Intentional introductions of nonindigenous fishes are increasing globally. While benefits of these introductions are easily quantified, assessments to understand the negative impacts to ecosystems are often difficult, incomplete, or absent. Grass carp (Ctenopharyngodon idella) was originally introduced to the United States as a biocontrol agent, and recent observations of wild, diploid individuals in the Great Lakes basin have spurred interest in re-evaluating its ecological risk. Here, we evaluate the ecological impact of grass carp using expert opinion and a suite of the most up-to-date analytical tools and data (ploidy assessment, eDNA surveillance, species distribution models (SDMs), and meta-analysis). The perceived ecological impact of grass carp by fisheries experts was variable, ranging from unknown to very high.

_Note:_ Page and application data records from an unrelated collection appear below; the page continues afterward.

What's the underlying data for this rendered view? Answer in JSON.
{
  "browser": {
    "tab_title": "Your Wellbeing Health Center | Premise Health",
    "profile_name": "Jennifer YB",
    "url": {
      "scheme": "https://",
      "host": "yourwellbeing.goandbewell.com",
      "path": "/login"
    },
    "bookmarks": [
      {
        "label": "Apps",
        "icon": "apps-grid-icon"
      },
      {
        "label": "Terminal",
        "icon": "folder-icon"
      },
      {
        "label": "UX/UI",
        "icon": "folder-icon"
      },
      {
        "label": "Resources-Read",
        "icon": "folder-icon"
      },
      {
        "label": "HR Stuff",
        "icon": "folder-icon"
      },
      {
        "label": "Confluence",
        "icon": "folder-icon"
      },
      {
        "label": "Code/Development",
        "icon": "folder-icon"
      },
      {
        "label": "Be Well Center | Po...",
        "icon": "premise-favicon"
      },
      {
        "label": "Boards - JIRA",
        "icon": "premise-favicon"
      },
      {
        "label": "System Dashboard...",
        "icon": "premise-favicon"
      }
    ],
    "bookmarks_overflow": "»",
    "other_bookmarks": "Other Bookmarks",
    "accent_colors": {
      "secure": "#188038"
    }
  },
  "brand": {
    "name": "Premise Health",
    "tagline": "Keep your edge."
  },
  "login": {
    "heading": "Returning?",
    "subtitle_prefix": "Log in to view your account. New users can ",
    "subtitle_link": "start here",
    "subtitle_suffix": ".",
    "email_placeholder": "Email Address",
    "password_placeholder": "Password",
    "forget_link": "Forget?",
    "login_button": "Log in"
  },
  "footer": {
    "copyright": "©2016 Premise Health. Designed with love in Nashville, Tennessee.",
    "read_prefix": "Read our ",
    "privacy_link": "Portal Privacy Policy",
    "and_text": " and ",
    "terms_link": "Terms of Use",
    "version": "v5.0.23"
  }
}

Wild-caught triploid and diploid individuals occurred in multiple Great Lakes waterways, and eDNA surveillance suggests that grass carp are abundant in a major tributary of Lake Michigan. SDMs predicted suitable grass carp climate occurs in all Great Lakes. Meta-analysis showed that grass carp introductions impact both water quality and biota. Novel findings based on updated ecological impact assessment tools indicate that iterative risk assessment of introduced fishes may be warranted.

Geospatial Extents

Additional Publication Details

Publication type:
Article
Publication Subtype:
Journal Article
Title:
Grass carp in the Great Lakes region: establishment potential, expert perceptions, and re-evaluation of experimental evidence of ecological impact
Series title:
Canadian Journal of Fisheries and Aquatic Sciences
DOI:
10.1139/cjfas-2013-0537
Volume
71
Issue:
7
Year Published:
2014
Language:
English
Publisher:
NRC Research Press
Contributing office(s):
National Wetlands Research Center
Description:
8 p.
Larger Work Type:
Article
Larger Work Subtype:
Journal Article
Larger Work Title:
Canadian Journal of Fisheries and Aquatic Sciences
First page:
992
Last page:
999
Number of Pages:
8
Country:
United States
Other Geospatial:
Great Lakes Basin